((

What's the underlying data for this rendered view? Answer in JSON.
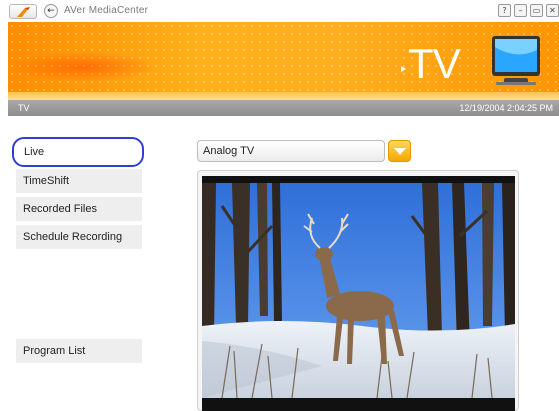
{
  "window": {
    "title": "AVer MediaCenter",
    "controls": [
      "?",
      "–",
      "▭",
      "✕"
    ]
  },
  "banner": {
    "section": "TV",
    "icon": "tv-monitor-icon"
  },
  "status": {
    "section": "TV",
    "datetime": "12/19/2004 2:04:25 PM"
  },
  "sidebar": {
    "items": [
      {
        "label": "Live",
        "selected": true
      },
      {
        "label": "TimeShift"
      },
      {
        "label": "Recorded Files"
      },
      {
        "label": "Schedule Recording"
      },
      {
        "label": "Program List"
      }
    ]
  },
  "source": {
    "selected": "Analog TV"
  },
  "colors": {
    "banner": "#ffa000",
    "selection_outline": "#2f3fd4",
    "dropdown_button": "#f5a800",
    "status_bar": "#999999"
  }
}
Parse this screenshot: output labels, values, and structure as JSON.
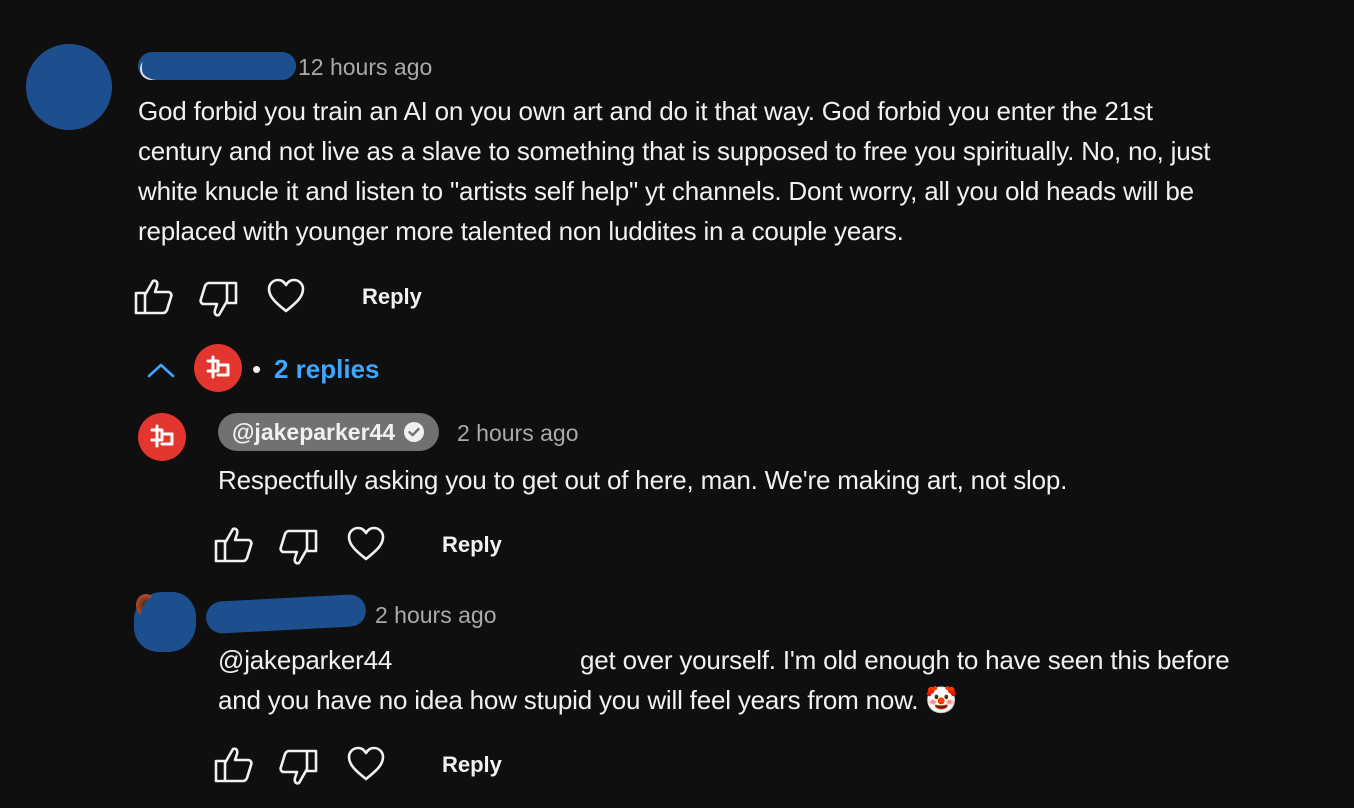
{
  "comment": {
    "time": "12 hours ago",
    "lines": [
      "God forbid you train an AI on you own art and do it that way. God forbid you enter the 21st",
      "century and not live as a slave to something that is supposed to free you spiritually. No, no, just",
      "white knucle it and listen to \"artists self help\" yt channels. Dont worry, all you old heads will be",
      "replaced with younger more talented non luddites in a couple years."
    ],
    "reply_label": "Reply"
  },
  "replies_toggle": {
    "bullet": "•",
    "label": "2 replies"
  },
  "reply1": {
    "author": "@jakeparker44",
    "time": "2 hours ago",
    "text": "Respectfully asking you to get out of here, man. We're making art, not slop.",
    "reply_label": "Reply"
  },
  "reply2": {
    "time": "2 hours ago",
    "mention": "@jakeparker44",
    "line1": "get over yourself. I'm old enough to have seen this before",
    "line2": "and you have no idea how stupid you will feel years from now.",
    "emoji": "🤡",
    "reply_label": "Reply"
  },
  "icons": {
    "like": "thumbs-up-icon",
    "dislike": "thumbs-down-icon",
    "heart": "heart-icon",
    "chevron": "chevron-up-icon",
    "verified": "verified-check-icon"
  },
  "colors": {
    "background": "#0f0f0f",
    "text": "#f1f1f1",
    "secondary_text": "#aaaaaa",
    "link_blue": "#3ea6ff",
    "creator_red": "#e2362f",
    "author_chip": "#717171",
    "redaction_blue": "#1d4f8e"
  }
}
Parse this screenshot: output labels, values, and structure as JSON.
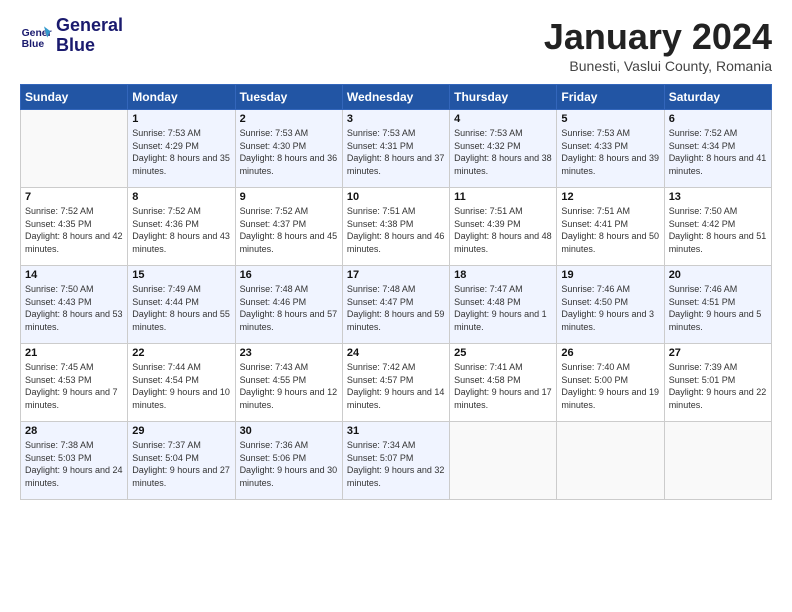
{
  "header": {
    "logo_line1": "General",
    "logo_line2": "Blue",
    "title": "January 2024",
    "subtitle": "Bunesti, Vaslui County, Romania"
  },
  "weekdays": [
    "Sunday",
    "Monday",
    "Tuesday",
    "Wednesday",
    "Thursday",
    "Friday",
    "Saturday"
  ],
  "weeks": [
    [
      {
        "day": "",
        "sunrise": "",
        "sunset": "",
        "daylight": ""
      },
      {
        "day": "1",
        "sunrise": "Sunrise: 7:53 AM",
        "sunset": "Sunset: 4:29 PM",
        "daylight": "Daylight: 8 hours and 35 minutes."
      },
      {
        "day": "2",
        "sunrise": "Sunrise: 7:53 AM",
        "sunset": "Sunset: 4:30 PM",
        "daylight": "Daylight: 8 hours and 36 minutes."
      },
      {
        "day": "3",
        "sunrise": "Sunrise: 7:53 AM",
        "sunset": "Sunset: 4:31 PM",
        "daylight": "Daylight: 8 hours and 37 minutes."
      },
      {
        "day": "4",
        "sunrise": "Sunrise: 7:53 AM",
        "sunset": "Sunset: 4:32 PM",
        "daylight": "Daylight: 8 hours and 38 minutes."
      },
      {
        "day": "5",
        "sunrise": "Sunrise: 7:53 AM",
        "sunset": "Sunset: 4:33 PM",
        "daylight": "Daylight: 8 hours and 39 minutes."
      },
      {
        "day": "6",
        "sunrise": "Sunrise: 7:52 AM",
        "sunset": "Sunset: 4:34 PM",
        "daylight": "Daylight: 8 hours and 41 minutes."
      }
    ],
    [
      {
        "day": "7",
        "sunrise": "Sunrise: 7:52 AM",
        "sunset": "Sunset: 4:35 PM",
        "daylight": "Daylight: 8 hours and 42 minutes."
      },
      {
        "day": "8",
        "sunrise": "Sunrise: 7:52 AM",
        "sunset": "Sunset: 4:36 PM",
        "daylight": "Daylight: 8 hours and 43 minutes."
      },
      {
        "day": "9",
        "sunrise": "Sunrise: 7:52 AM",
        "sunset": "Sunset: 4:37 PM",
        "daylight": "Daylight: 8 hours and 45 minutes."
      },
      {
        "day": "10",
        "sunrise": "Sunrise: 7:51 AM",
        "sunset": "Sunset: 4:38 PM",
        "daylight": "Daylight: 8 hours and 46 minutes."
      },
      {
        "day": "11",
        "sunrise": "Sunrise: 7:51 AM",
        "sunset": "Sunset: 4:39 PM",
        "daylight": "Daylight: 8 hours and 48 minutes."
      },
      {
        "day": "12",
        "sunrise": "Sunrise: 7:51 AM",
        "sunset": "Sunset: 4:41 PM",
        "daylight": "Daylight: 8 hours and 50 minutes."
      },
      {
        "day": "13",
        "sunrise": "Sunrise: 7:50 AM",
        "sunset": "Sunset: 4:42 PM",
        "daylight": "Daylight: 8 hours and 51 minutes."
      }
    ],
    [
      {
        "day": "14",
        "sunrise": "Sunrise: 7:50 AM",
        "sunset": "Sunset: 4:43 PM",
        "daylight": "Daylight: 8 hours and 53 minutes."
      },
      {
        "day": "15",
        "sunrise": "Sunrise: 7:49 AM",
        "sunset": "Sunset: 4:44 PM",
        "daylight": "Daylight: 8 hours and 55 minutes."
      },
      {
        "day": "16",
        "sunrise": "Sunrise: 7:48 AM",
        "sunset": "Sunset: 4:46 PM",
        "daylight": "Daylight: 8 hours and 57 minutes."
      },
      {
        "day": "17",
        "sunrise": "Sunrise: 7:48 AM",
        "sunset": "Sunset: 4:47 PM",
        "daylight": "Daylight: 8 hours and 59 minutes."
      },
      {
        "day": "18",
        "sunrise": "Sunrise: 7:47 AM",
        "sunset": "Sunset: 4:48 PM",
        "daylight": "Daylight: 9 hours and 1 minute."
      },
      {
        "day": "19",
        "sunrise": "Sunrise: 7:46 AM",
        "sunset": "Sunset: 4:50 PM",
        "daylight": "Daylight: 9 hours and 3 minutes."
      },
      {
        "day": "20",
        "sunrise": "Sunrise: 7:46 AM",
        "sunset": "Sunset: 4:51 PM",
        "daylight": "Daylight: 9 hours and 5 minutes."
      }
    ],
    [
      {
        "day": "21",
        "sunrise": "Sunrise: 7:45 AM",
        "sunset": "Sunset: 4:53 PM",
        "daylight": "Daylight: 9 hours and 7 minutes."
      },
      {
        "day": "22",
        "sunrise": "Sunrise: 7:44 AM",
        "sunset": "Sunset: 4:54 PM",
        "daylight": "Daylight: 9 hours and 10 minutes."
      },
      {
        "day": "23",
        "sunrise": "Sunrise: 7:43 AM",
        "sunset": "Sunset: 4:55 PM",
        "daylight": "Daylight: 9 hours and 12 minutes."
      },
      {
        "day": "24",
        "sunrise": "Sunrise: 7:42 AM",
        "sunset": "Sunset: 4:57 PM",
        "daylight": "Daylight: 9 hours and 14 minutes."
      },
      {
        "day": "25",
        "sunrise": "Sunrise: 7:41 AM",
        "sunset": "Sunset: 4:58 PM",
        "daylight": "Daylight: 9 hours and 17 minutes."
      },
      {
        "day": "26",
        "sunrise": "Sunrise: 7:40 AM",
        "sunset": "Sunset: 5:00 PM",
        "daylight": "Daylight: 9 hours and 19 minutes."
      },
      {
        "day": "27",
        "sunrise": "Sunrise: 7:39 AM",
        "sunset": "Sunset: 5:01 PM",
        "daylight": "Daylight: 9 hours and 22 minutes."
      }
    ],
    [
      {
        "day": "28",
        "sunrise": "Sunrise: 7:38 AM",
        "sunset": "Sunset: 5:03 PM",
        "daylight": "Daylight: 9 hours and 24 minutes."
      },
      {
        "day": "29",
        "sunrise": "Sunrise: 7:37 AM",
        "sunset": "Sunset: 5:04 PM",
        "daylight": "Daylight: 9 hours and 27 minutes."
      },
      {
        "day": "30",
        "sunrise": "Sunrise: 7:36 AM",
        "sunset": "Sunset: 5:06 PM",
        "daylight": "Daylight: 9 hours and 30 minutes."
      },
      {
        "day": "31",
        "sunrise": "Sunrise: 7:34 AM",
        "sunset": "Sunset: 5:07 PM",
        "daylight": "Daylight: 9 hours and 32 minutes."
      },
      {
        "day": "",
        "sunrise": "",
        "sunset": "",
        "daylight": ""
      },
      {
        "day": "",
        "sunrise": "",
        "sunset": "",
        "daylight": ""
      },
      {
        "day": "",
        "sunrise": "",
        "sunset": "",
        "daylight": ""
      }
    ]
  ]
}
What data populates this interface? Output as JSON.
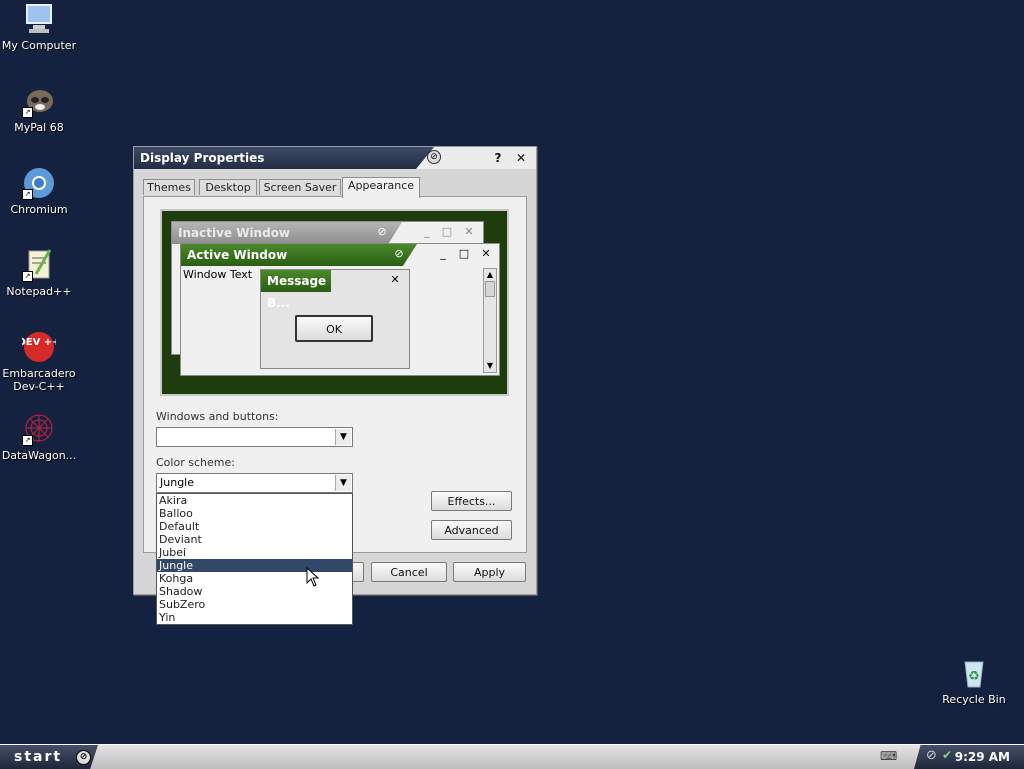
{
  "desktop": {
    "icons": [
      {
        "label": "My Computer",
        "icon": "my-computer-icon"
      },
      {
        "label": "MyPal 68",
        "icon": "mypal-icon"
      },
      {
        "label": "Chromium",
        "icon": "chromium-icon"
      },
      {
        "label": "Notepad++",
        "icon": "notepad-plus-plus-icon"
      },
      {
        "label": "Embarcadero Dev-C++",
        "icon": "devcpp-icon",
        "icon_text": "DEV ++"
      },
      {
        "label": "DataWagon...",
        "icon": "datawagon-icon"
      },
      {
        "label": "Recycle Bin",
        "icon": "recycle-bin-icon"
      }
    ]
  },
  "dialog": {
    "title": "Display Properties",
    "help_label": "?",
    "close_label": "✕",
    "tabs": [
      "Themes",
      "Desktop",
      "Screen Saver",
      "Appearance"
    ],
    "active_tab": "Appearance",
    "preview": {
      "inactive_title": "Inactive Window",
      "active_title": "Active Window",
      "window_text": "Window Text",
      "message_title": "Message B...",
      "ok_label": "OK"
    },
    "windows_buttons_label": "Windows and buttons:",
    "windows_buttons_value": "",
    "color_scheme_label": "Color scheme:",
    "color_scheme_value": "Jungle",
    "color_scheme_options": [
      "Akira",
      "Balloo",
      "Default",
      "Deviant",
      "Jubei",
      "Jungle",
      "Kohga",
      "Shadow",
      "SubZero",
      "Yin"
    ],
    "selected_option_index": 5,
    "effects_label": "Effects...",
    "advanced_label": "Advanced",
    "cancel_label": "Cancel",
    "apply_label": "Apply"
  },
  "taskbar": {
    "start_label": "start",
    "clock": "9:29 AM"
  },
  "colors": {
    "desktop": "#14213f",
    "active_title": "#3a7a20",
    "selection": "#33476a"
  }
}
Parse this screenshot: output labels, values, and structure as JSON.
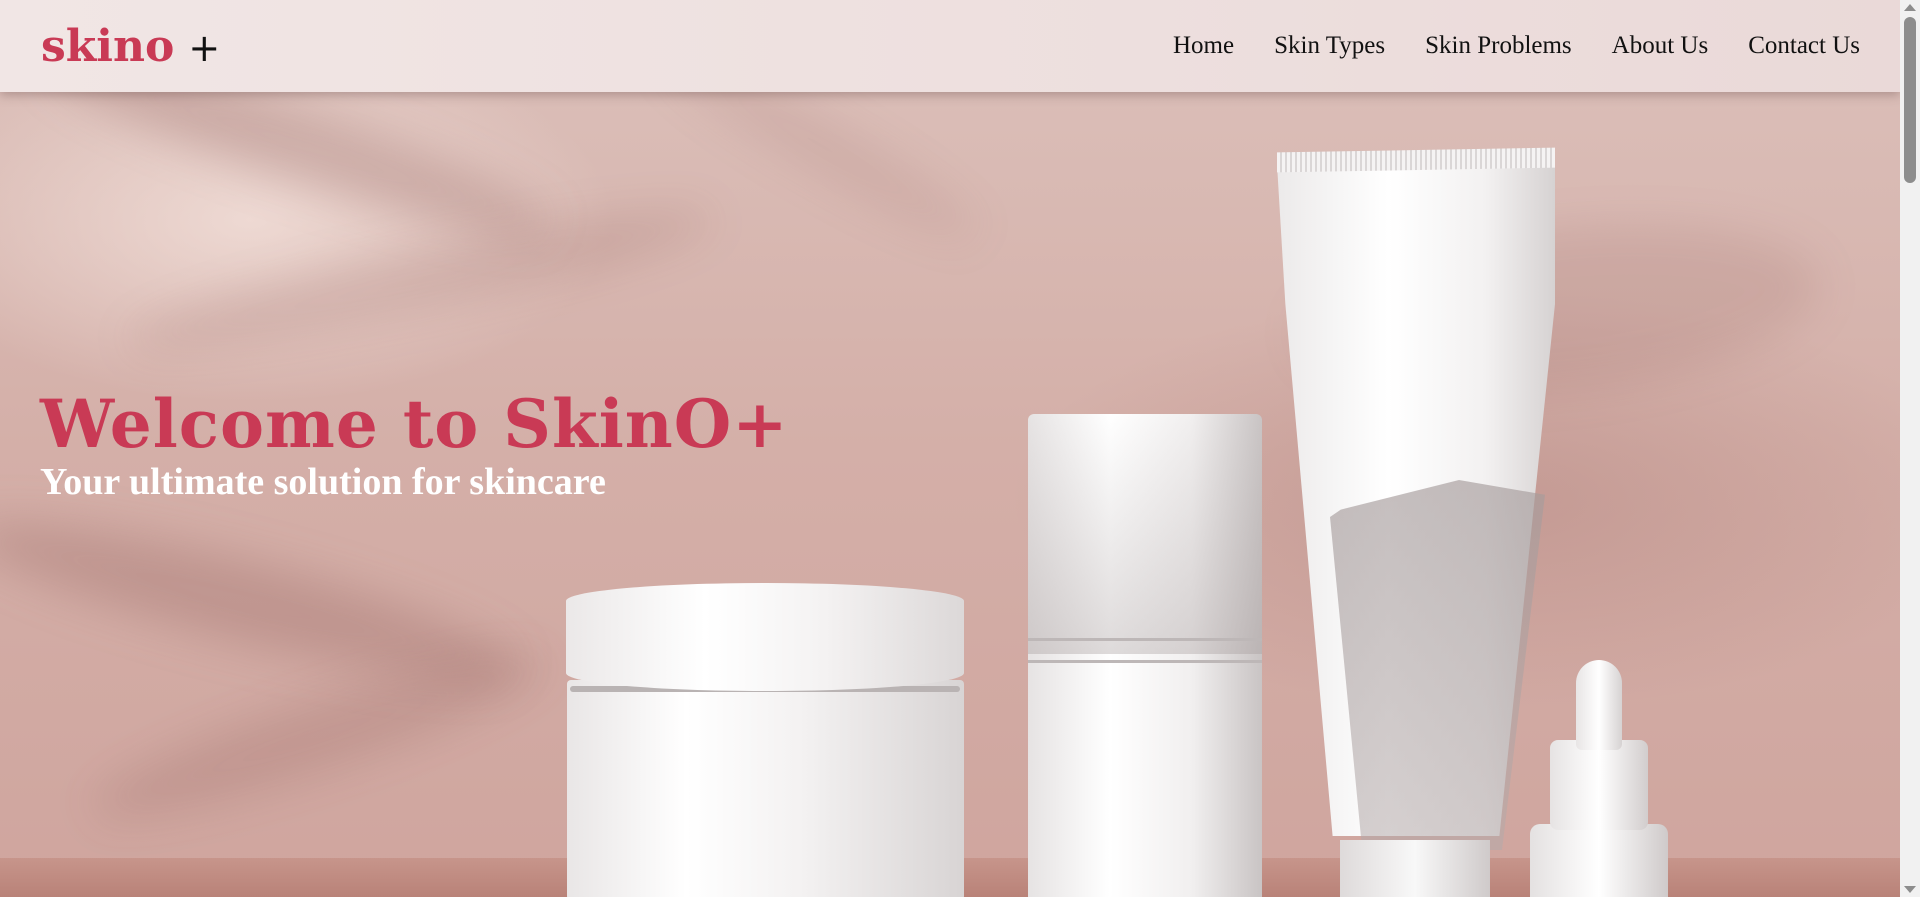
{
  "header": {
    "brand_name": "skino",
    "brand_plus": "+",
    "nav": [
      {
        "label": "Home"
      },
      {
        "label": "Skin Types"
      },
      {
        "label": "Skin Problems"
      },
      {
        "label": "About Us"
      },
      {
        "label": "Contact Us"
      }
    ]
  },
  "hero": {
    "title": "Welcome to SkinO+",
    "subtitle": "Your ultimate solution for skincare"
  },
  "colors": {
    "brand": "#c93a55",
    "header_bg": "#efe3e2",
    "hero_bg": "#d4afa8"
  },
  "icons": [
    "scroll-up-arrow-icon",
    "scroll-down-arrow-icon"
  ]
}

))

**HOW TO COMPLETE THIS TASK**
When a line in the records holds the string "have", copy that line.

**ANSWER FOR THE TASK**
    "line1": "get over yourself. I'm old enough to have seen this before",
    "line2": "and you have no idea how stupid you will feel years from now.",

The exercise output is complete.